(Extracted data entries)
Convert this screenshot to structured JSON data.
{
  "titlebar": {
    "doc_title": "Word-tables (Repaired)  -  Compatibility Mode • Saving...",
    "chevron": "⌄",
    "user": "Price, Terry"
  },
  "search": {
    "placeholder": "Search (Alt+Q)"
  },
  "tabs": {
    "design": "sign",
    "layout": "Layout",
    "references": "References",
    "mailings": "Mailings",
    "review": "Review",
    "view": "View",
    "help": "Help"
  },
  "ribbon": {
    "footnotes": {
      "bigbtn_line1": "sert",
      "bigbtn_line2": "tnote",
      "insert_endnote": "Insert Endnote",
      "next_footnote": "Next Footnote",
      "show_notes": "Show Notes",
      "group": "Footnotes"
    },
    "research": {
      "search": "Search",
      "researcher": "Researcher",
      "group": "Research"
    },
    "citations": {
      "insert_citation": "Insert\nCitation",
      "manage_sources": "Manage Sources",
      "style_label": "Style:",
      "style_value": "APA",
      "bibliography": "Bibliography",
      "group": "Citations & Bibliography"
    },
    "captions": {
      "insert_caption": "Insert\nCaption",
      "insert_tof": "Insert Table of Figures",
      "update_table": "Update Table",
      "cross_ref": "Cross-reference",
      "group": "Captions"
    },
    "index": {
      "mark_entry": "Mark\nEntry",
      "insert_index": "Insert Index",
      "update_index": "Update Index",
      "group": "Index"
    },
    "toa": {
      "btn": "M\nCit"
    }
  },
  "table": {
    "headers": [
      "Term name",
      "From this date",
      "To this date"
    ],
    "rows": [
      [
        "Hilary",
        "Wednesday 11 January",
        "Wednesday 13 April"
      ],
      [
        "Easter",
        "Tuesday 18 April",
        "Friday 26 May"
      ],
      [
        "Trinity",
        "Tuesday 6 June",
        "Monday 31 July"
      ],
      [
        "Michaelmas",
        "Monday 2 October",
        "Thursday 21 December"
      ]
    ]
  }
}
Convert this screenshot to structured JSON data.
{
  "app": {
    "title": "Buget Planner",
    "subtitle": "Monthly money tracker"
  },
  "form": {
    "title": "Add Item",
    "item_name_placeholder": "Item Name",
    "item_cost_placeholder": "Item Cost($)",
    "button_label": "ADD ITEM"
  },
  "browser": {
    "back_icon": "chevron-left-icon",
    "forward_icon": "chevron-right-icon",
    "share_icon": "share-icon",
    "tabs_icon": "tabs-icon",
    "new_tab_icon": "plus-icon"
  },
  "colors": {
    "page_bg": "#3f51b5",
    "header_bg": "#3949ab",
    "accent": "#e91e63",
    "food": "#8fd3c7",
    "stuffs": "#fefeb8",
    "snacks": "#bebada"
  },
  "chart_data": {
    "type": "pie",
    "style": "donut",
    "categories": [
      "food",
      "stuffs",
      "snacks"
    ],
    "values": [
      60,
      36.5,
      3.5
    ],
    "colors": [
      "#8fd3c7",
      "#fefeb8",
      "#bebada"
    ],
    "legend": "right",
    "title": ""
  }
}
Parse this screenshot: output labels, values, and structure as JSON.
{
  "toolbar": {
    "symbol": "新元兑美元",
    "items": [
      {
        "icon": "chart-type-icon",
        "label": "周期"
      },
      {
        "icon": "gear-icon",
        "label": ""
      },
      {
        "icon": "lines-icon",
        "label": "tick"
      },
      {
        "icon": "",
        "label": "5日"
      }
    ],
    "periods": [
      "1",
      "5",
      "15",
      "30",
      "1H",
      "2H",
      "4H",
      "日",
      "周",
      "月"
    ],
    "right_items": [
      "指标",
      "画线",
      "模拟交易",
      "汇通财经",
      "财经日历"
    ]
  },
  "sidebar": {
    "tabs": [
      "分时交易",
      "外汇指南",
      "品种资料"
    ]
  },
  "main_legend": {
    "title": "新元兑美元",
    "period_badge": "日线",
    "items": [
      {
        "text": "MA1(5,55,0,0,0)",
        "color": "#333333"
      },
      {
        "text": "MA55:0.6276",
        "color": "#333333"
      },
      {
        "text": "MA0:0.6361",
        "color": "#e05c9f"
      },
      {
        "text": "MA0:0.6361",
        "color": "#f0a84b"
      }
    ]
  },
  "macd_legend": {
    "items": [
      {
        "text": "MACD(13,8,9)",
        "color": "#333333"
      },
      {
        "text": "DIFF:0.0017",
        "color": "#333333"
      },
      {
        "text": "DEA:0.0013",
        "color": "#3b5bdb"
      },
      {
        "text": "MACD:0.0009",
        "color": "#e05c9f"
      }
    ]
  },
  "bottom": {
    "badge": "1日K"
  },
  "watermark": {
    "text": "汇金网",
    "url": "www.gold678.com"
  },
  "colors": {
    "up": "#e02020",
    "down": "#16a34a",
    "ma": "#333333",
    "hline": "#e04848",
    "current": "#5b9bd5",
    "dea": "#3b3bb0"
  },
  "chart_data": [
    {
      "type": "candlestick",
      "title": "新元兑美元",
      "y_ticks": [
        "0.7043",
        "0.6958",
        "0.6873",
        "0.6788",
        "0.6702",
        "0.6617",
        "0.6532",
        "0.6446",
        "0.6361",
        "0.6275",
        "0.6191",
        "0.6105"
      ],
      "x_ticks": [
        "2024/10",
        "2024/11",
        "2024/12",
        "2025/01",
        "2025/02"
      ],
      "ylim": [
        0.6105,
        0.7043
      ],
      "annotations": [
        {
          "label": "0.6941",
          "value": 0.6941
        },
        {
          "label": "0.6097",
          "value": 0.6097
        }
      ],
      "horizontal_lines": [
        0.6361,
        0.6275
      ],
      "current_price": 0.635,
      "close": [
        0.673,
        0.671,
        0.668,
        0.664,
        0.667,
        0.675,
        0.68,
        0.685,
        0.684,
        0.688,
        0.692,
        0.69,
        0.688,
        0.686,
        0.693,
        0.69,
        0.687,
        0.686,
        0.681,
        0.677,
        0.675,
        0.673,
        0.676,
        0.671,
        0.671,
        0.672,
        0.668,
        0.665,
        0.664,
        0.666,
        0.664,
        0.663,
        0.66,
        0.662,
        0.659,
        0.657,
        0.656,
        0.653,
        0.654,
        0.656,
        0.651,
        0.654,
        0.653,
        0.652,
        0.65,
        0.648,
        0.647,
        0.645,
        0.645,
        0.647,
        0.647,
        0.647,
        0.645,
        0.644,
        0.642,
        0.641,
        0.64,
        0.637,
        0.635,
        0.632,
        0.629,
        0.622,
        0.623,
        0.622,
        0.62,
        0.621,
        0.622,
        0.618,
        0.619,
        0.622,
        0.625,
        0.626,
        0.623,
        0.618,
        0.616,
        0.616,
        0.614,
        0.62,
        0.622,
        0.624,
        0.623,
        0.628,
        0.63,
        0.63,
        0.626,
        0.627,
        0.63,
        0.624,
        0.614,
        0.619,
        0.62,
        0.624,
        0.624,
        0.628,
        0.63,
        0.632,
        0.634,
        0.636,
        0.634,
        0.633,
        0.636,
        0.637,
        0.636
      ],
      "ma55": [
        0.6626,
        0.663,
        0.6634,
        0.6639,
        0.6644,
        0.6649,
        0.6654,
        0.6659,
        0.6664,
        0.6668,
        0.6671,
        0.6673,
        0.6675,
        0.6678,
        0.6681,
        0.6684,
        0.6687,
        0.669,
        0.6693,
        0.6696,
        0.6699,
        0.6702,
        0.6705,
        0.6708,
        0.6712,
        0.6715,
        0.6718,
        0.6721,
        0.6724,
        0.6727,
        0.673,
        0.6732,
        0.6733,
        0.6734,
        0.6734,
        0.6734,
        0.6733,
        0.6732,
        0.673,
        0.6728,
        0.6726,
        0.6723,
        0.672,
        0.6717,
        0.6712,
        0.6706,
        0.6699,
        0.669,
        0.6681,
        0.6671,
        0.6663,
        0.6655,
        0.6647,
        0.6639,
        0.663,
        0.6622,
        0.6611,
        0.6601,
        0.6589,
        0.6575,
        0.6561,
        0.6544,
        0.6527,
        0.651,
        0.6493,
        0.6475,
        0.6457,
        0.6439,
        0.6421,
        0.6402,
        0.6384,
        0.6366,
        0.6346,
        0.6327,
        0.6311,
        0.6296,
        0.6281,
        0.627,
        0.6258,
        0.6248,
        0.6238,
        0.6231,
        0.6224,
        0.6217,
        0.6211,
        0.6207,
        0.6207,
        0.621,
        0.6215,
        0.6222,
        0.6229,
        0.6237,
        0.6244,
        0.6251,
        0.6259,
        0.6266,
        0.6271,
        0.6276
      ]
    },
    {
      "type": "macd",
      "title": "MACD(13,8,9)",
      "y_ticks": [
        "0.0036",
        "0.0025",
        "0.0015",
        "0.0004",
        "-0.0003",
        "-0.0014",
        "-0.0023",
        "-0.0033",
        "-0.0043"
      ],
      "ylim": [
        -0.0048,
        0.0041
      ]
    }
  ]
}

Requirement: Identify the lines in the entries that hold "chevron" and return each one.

Task result:
    "chevron": "⌄",
    "back_icon": "chevron-left-icon",
    "forward_icon": "chevron-right-icon",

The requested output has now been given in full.